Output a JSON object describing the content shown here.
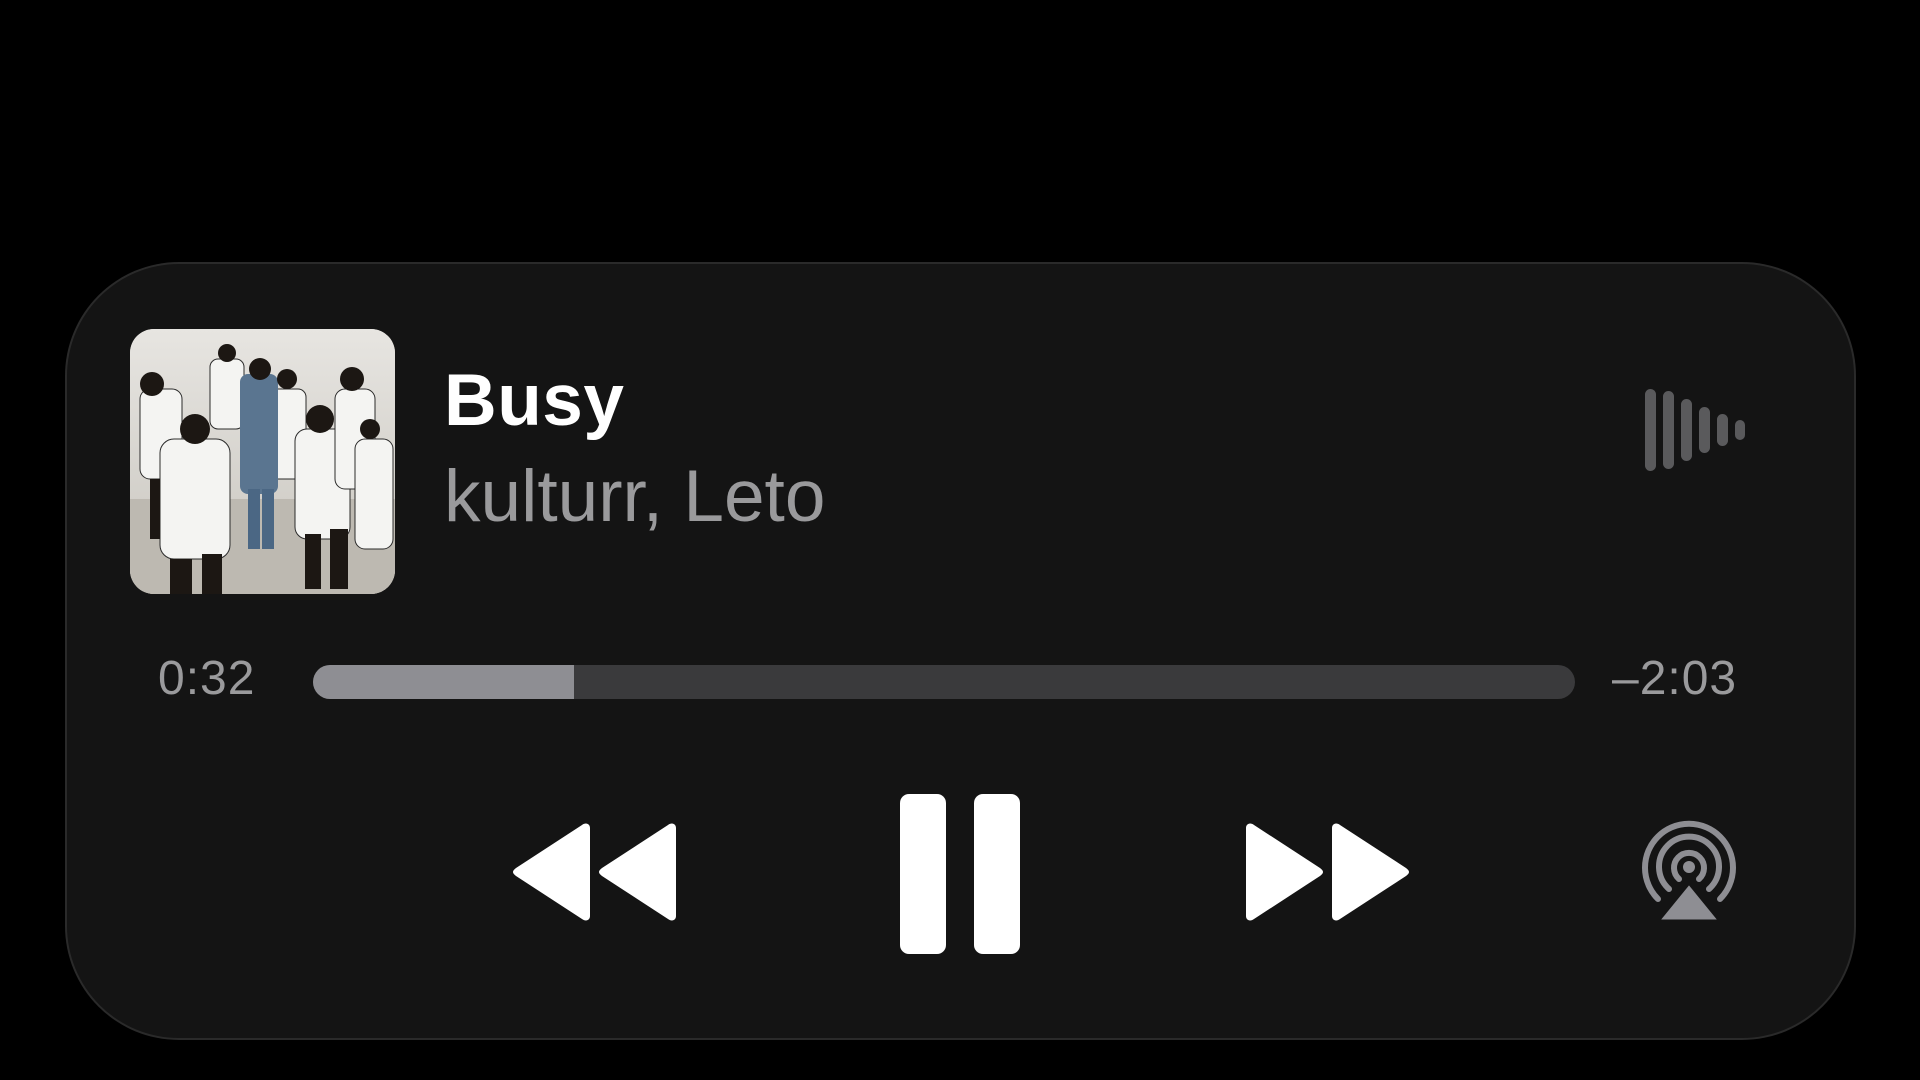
{
  "now_playing": {
    "title": "Busy",
    "artist": "kulturr, Leto",
    "artwork_icon": "album-artwork"
  },
  "progress": {
    "elapsed": "0:32",
    "remaining": "–2:03",
    "fraction": 0.207
  },
  "controls": {
    "rewind_icon": "rewind-icon",
    "pause_icon": "pause-icon",
    "forward_icon": "fast-forward-icon",
    "airplay_icon": "airplay-icon",
    "waveform_icon": "audio-waveform-icon"
  },
  "colors": {
    "background": "#000000",
    "panel": "#141414",
    "primary_text": "#ffffff",
    "secondary_text": "#9a9a9c",
    "track": "#3a3a3c",
    "fill": "#8e8e93"
  }
}
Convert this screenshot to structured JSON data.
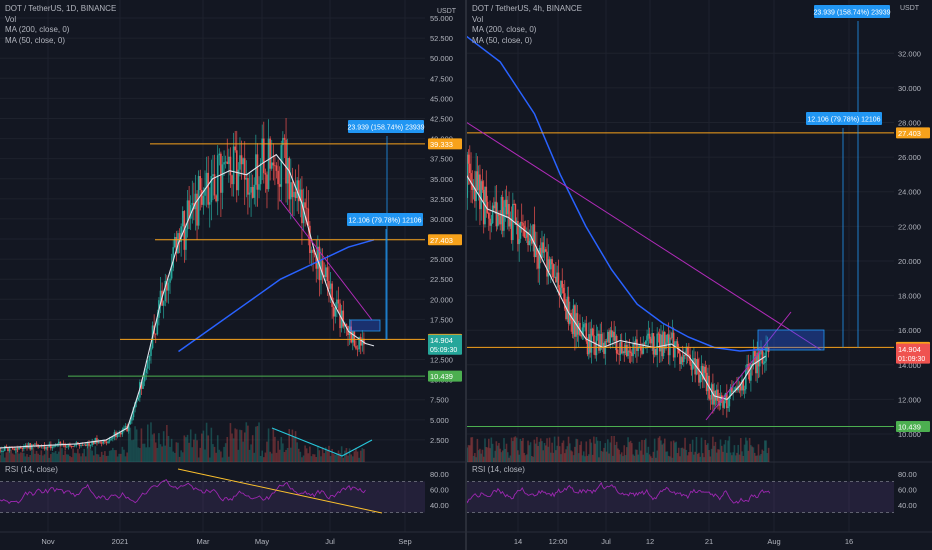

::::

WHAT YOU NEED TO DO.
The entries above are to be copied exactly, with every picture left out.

RESPONSE TO THIS EXERCISE.
Output a JSON object describing the content shown here.
{
  "now_playing": {
    "title": "Busy",
    "artist": "kulturr, Leto",
    "artwork_icon": "album-artwork"
  },
  "progress": {
    "elapsed": "0:32",
    "remaining": "–2:03",
    "fraction": 0.207
  },
  "controls": {
    "rewind_icon": "rewind-icon",
    "pause_icon": "pause-icon",
    "forward_icon": "fast-forward-icon",
    "airplay_icon": "airplay-icon",
    "waveform_icon": "audio-waveform-icon"
  },
  "colors": {
    "background": "#000000",
    "panel": "#141414",
    "primary_text": "#ffffff",
    "secondary_text": "#9a9a9c",
    "track": "#3a3a3c",
    "fill": "#8e8e93"
  }
}
Convert this screenshot to structured JSON data.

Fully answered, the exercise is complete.